Alta Bates nurses firmly voted down the contract offer by 86% on Dec. 21. As of this publication, since their most recent strike, the nurses have had only a single bargaining session with management on Feb. 1, where they presented a counterproposal to Sutter’s “last, best and final” offer. Sutter was expected to share their response in the latest bargaining session on Feb. 15, though details of said response have not yet been made public.
In an email response, CNA/National Nurses Organizing Committee field director Khadija Kabba wrote, “CNA will continue bargaining with Sutter until we reach a contract nurses ratify by a democratic vote of the membership.”
Urdal and Koch believe Sutter ultimately would like to close the Alta Bates facilities, which disproportionately serve people of color and poorer communities in the Bay area. Such a move would fall in line with decades of hospitals’ corporate consolidations, which have contributed to cyclical nursing staff shortages since the 1970s, and their gutting and closing of less profitable facilities, like the unit closure at Montefiore that exacerbated the hospital’s crisis of hallway patients. Indeed, NYSNA has linked Montefiore nurses’ struggles in the Bronx to the hospital’s disproportionate investment in its hospitals in the largely white and wealthy Westchester county.
“They’re not gonna stop fighting”
According to Kallas of Cornell’s Labor Action Tracker, as labor actions by nurses continue in 2023, whether a strike will yield gains for workers “has to do with an analysis of the employer you’re dealing with.”
Large hospital systems, even nonprofit networks like Sutter, have more resources to withstand strikes, he explained. Kallas pointed to the difference between the protracted, 10-month strike by Massachusetts nurses in 2021 at St. Vincent Hospital, owned by the for-profit giant Tenet Healthcare, and the one-month strike that same year by nurses at the much more cash-strapped Mercy Hospital in Buffalo. “You have to have an understanding of the employer’s power,” he said.
For the nurses who have already won better contracts, enforcement will be the next step. “We’re now doing the rollout of education and making that language real and active,” said Ryshkus.
At Montefiore, Gonzalez is aware that the hospital’s problems won’t be solved overnight.
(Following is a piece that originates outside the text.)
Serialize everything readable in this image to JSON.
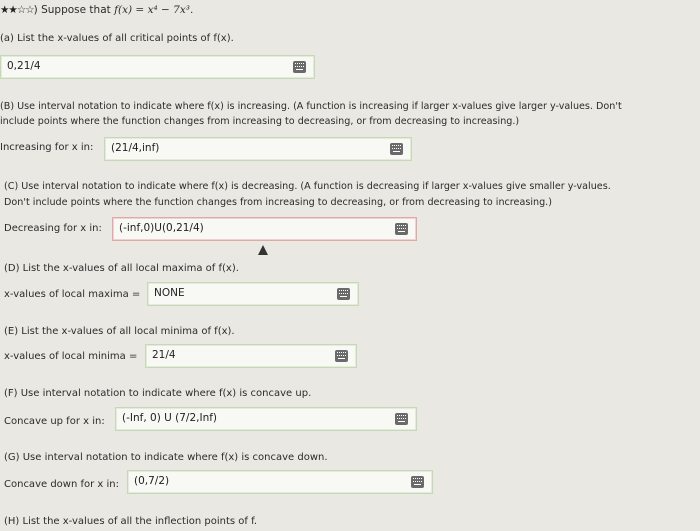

Indeed, NYSNA nurses at New York-Presbyterian hospital, which reached an agreement with their employer before the Jan. 9 deadline, have already staged protests against the hospital’s doubling of retirees’ healthcare costs, an alleged violation of their new contract.
“I have always known this contract wasn’t going to be the end of the fight. If anything, it might be the beginning,” Gonzalez said. “I think our administration should be on the lookout. Nurses have just got a taste of what true power looks like. They’re not gonna stop fighting.”
“I think a huge lesson for all of us was not only did we all win really good contracts that we can be proud of and build on for our next contracts,” Ryshkus continued, “but we learned a valuable lesson in solidarity, and what that means. That we can take risks and still be ok, and win.”